Henry Naylor’s monologue Angel followed the life of a young woman on the Turkish/Syrian border as IS forces encroached. The fierce writing, along with the bare staging and a mighty performance from Filipa Braganca, made it one of the stand-out shows of the festival.

Elsewhere on the fringe there were a couple of exciting first full-length plays: John O’Donovan’s tense two-hander If We Got Some More Cocaine I Could Show You How I Love You at the Old Red Lion had a taut script that belied its bloated title. At Shoreditch Town Hall, spoken-word artist Ross Sutherland, not content with creating a regular play, wrote his dystopian thriller Party Trap in palindrome form.

Meanwhile, in Manchester, the Hope Mill Theatre, which opened in late 2015, enjoyed a successful first full year, culminating with a joyful revival of Hair. The 120-seat venue, housed in a former cotton mill, is to focus on staging small-scale musicals. The Other Room in Cardiff breezed into its second year with a run of strong productions, including a potent Beckett/Pinter double bill with Play/Silence.

And now it’s over. We survived, and so did the fringe – in fact, as usual when set against a straitened and frightening world, it thrived.

Best and worst

Counting Sheep. Photo: Jeremy Mimnagh
Counting Sheep. Photo: Jeremy Mimnagh


Counting Sheep (Summerhall, Edinburgh)

Ukrainian folk music, billowing sheets projected with newsreel footage and a street-party atmosphere that turns bitter – Lemon Bucket Orkestra’s remarkable piece was a genuinely new form of theatre that showed how quickly, and with what small sparks, democracy can tumble.


Code 2021 (Secret Studio Lab, London)

Towards the end of this immersive show from Secret Studio Lab, the audience, playing the jury in a live televised murder trial and sitting in a large council chamber, is encouraged to debate and discuss the evidence. The night I saw it, audience members used the opportunity to rip apart the show’s many flaws – from glaring plot holes to hammy acting. Satire at its weakest

Tim Bano, an arts journalist and theatre critic, is a regular contributor to The Stage

Now read: Neil Norman’s best and worst dance of 2016

We need your help…

When you subscribe to The Stage, you’re investing in our journalism.
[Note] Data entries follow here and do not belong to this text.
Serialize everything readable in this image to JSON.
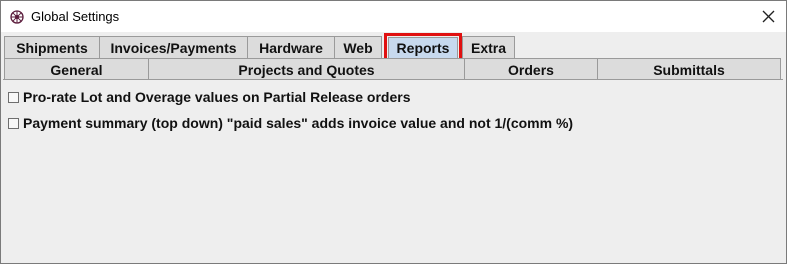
{
  "window": {
    "title": "Global Settings",
    "app_icon": "settings-gear-icon",
    "close_icon": "close-icon"
  },
  "tabs_primary": [
    {
      "label": "Shipments",
      "selected": false
    },
    {
      "label": "Invoices/Payments",
      "selected": false
    },
    {
      "label": "Hardware",
      "selected": false
    },
    {
      "label": "Web",
      "selected": false
    },
    {
      "label": "Reports",
      "selected": true
    },
    {
      "label": "Extra",
      "selected": false
    }
  ],
  "tabs_secondary": [
    {
      "label": "General"
    },
    {
      "label": "Projects and Quotes"
    },
    {
      "label": "Orders"
    },
    {
      "label": "Submittals"
    }
  ],
  "options": [
    {
      "label": "Pro-rate Lot and Overage values on Partial Release orders",
      "checked": false
    },
    {
      "label": "Payment summary (top down) \"paid sales\" adds invoice value and not 1/(comm %)",
      "checked": false
    }
  ],
  "colors": {
    "highlight_border": "#e01010",
    "selected_tab": "#c7d9ee"
  }
}
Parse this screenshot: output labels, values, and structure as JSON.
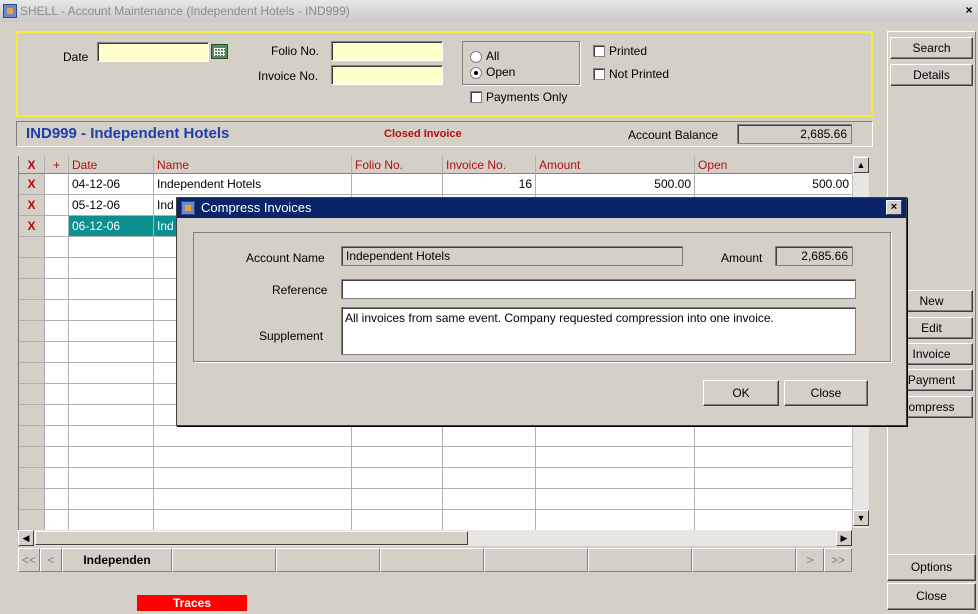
{
  "window": {
    "title": "SHELL - Account Maintenance (Independent Hotels - IND999)",
    "close_glyph": "×"
  },
  "search": {
    "date_label": "Date",
    "date_value": "",
    "folio_label": "Folio No.",
    "folio_value": "",
    "invoice_label": "Invoice No.",
    "invoice_value": "",
    "radio_all": "All",
    "radio_open": "Open",
    "selected_filter": "Open",
    "payments_only": "Payments Only",
    "printed": "Printed",
    "not_printed": "Not Printed"
  },
  "account": {
    "title": "IND999 - Independent Hotels",
    "status": "Closed Invoice",
    "balance_label": "Account Balance",
    "balance_value": "2,685.66"
  },
  "grid": {
    "columns": [
      "Date",
      "Name",
      "Folio No.",
      "Invoice No.",
      "Amount",
      "Open"
    ],
    "sort_glyph": "+",
    "row_marker": "X",
    "rows": [
      {
        "date": "04-12-06",
        "name": "Independent Hotels",
        "folio": "",
        "invoice": "16",
        "amount": "500.00",
        "open": "500.00"
      },
      {
        "date": "05-12-06",
        "name": "Ind",
        "folio": "",
        "invoice": "",
        "amount": "",
        "open": ""
      },
      {
        "date": "06-12-06",
        "name": "Ind",
        "folio": "",
        "invoice": "",
        "amount": "",
        "open": ""
      }
    ]
  },
  "tabs": {
    "first": "<<",
    "prev": "<",
    "active": "Independen",
    "next": ">",
    "last": ">>"
  },
  "traces_label": "Traces",
  "side_buttons": {
    "search": "Search",
    "details": "Details",
    "new": "New",
    "edit": "Edit",
    "invoice": "Invoice",
    "payment": "Payment",
    "compress": "ompress",
    "options": "Options",
    "close": "Close"
  },
  "dialog": {
    "title": "Compress Invoices",
    "close_glyph": "×",
    "account_name_label": "Account Name",
    "account_name_value": "Independent Hotels",
    "amount_label": "Amount",
    "amount_value": "2,685.66",
    "reference_label": "Reference",
    "reference_value": "",
    "supplement_label": "Supplement",
    "supplement_value": "All invoices from same event.  Company requested compression into one invoice.",
    "ok_label": "OK",
    "close_label": "Close"
  },
  "colors": {
    "title_bar": "#0a246a",
    "input_yellow": "#ffffcc",
    "selected_row": "#0b8f8f",
    "account_title": "#1e3fa8",
    "traces": "#ff0000"
  }
}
And our journalism is invested in supporting theatre and the performing arts.

The Stage is a family business, operated by the same family since we were founded in 1880. We do not receive government funding. We are not owned by a large corporation. Our editorial is not dictated by ticket sales.

We are fully independent, but this means we rely on revenue from readers to survive.

Help us continue to report on great work across the UK, champion new talent and keep up our investigative journalism that holds the powerful to account. Your subscription helps ensure our journalism can continue.

Prev 1 2 3 4 5 6 Next